Public courses are often the preferred option for organisations that can only release one or two analysts at a time or don’t take on new staff frequently. Attending a public course provides analysts with experience in representing their organisation externally and offers the opportunity to start building their professional network. It also broadens their perspective of the industry with those in the public sector gaining a different perspective from analysts in the private sector, and vice versa.
For organisations with larger teams, in-house delivery may be more cost effective and offers an opportunity for team building and strengthening internal relationships. While the content of the courses can’t be changed, delivery can be tailored to include organisation specific messaging and values, analyse working practices against the SDA standard, and address specific challenges.
The audience for in-house courses can be expanded to include staff from the wider support community, establishing best practice in the end-to-end support operation.
It is common for in-house courses to include staff from the first and second line staff, procurement and systems access team members, and sometimes third line or specialist technical support staff. Some universities put library staff through the same training as service desk analysts, since they are an extension of the support operation.
Virtual delivery can be public or in-house and has obvious cost efficiencies. It can be a better option for analysts unable to travel. Virtual courses also offer opportunities for more global inclusion. Building relationships in virtual service desks can be particularly challenging. Attending an in-house virtual course with colleagues from other locations can help to break down barriers, build stronger relationships and give everyone a common language for customer service and support.
We are occasionally asked if hybrid physical-virtual classes are possible. From a teaching perspective, mixing environments is not recommended. However, with reliable video conferencing, it is possible to accommodate remote attendees in a classroom-based course for in house delivery.
About The Author
Lynne Nash, SDI Associate, Service Desk Certification Auditor and Service Desk Education Specialist, is a customer service and service desk professional with a wide range of experience gained within IT and its associated industries.

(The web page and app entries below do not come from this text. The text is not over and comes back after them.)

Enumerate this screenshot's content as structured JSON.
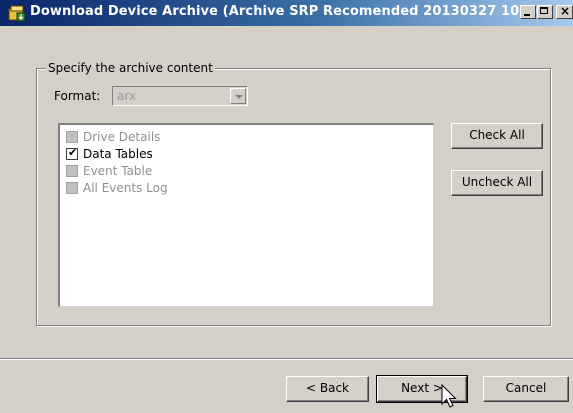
{
  "window": {
    "title": "Download Device Archive (Archive SRP Recomended 20130327 1039...",
    "close_glyph": "×"
  },
  "content_group": {
    "legend": "Specify the archive content",
    "format_label": "Format:",
    "format_value": "arx"
  },
  "archive_items": [
    {
      "label": "Drive Details",
      "checked": false,
      "enabled": false
    },
    {
      "label": "Data Tables",
      "checked": true,
      "enabled": true
    },
    {
      "label": "Event Table",
      "checked": false,
      "enabled": false
    },
    {
      "label": "All Events Log",
      "checked": false,
      "enabled": false
    }
  ],
  "checkmark_glyph": "✔",
  "buttons": {
    "check_all": "Check All",
    "uncheck_all": "Uncheck All",
    "back": "< Back",
    "next": "Next >",
    "cancel": "Cancel"
  }
}
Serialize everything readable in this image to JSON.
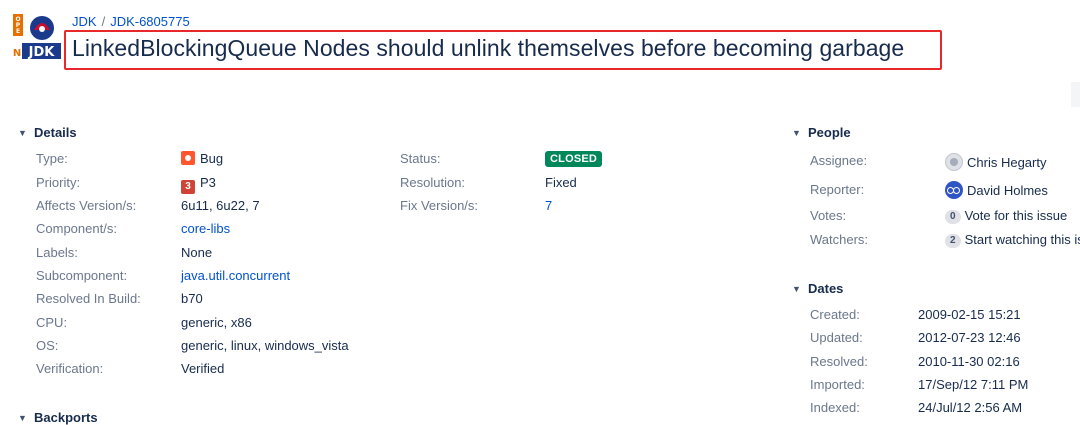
{
  "breadcrumb": {
    "project": "JDK",
    "separator": "/",
    "issue_key": "JDK-6805775"
  },
  "title": "LinkedBlockingQueue Nodes should unlink themselves before becoming garbage",
  "details": {
    "heading": "Details",
    "type": {
      "label": "Type:",
      "value": "Bug"
    },
    "priority": {
      "label": "Priority:",
      "icon_text": "3",
      "value": "P3"
    },
    "affects_versions": {
      "label": "Affects Version/s:",
      "value": "6u11, 6u22, 7"
    },
    "components": {
      "label": "Component/s:",
      "value": "core-libs"
    },
    "labels": {
      "label": "Labels:",
      "value": "None"
    },
    "subcomponent": {
      "label": "Subcomponent:",
      "value": "java.util.concurrent"
    },
    "resolved_in_build": {
      "label": "Resolved In Build:",
      "value": "b70"
    },
    "cpu": {
      "label": "CPU:",
      "value": "generic, x86"
    },
    "os": {
      "label": "OS:",
      "value": "generic, linux, windows_vista"
    },
    "verification": {
      "label": "Verification:",
      "value": "Verified"
    },
    "status": {
      "label": "Status:",
      "value": "CLOSED"
    },
    "resolution": {
      "label": "Resolution:",
      "value": "Fixed"
    },
    "fix_versions": {
      "label": "Fix Version/s:",
      "value": "7"
    }
  },
  "backports": {
    "heading": "Backports"
  },
  "people": {
    "heading": "People",
    "assignee": {
      "label": "Assignee:",
      "value": "Chris Hegarty"
    },
    "reporter": {
      "label": "Reporter:",
      "value": "David Holmes"
    },
    "votes": {
      "label": "Votes:",
      "count": "0",
      "action": "Vote for this issue"
    },
    "watchers": {
      "label": "Watchers:",
      "count": "2",
      "action": "Start watching this issue"
    }
  },
  "dates": {
    "heading": "Dates",
    "created": {
      "label": "Created:",
      "value": "2009-02-15 15:21"
    },
    "updated": {
      "label": "Updated:",
      "value": "2012-07-23 12:46"
    },
    "resolved": {
      "label": "Resolved:",
      "value": "2010-11-30 02:16"
    },
    "imported": {
      "label": "Imported:",
      "value": "17/Sep/12 7:11 PM"
    },
    "indexed": {
      "label": "Indexed:",
      "value": "24/Jul/12 2:56 AM"
    }
  },
  "colors": {
    "link": "#0052cc",
    "status_closed": "#00875a",
    "highlight_border": "#e8282b",
    "bug": "#ff5630",
    "priority_p3": "#d04437"
  },
  "icons": [
    "openjdk-logo",
    "bug-icon",
    "priority-p3-icon",
    "chevron-down-icon",
    "avatar-icon"
  ]
}
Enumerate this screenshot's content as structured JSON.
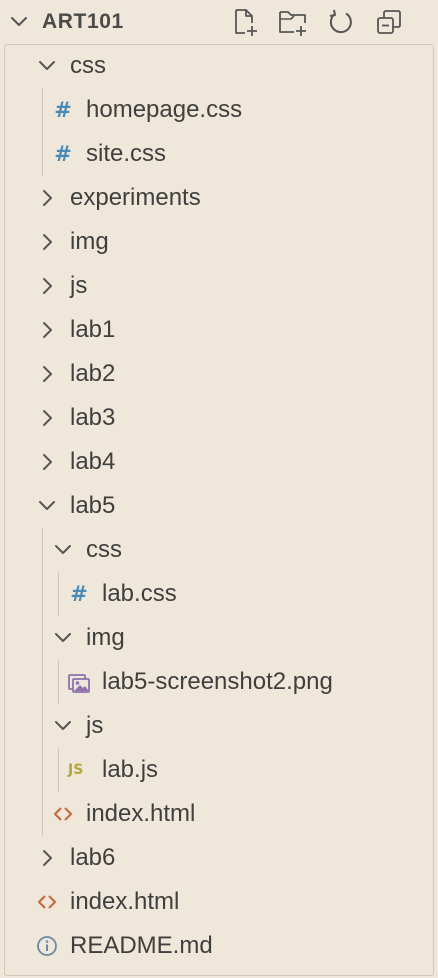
{
  "explorer": {
    "folder_title": "ART101",
    "actions": [
      {
        "name": "new-file-icon"
      },
      {
        "name": "new-folder-icon"
      },
      {
        "name": "refresh-icon"
      },
      {
        "name": "collapse-all-icon"
      }
    ]
  },
  "tree": [
    {
      "label": "css",
      "type": "folder",
      "expanded": true,
      "depth": 1
    },
    {
      "label": "homepage.css",
      "type": "css",
      "depth": 2
    },
    {
      "label": "site.css",
      "type": "css",
      "depth": 2
    },
    {
      "label": "experiments",
      "type": "folder",
      "expanded": false,
      "depth": 1
    },
    {
      "label": "img",
      "type": "folder",
      "expanded": false,
      "depth": 1
    },
    {
      "label": "js",
      "type": "folder",
      "expanded": false,
      "depth": 1
    },
    {
      "label": "lab1",
      "type": "folder",
      "expanded": false,
      "depth": 1
    },
    {
      "label": "lab2",
      "type": "folder",
      "expanded": false,
      "depth": 1
    },
    {
      "label": "lab3",
      "type": "folder",
      "expanded": false,
      "depth": 1
    },
    {
      "label": "lab4",
      "type": "folder",
      "expanded": false,
      "depth": 1
    },
    {
      "label": "lab5",
      "type": "folder",
      "expanded": true,
      "depth": 1
    },
    {
      "label": "css",
      "type": "folder",
      "expanded": true,
      "depth": 2
    },
    {
      "label": "lab.css",
      "type": "css",
      "depth": 3
    },
    {
      "label": "img",
      "type": "folder",
      "expanded": true,
      "depth": 2
    },
    {
      "label": "lab5-screenshot2.png",
      "type": "image",
      "depth": 3
    },
    {
      "label": "js",
      "type": "folder",
      "expanded": true,
      "depth": 2
    },
    {
      "label": "lab.js",
      "type": "js",
      "depth": 3
    },
    {
      "label": "index.html",
      "type": "html",
      "depth": 2
    },
    {
      "label": "lab6",
      "type": "folder",
      "expanded": false,
      "depth": 1
    },
    {
      "label": "index.html",
      "type": "html",
      "depth": 1
    },
    {
      "label": "README.md",
      "type": "info",
      "depth": 1
    }
  ],
  "colors": {
    "background": "#efe8da",
    "css_icon": "#4a8bb7",
    "html_icon": "#c76b3f",
    "js_icon": "#b2a83a",
    "image_icon": "#8f72ad",
    "info_icon": "#6b89a8"
  }
}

Involved with Help Desks and Service Desks since the mid 1980s, she has operational management, project and training experience from blue chip companies such as ICL (now Fujitsu) and BBC World Service.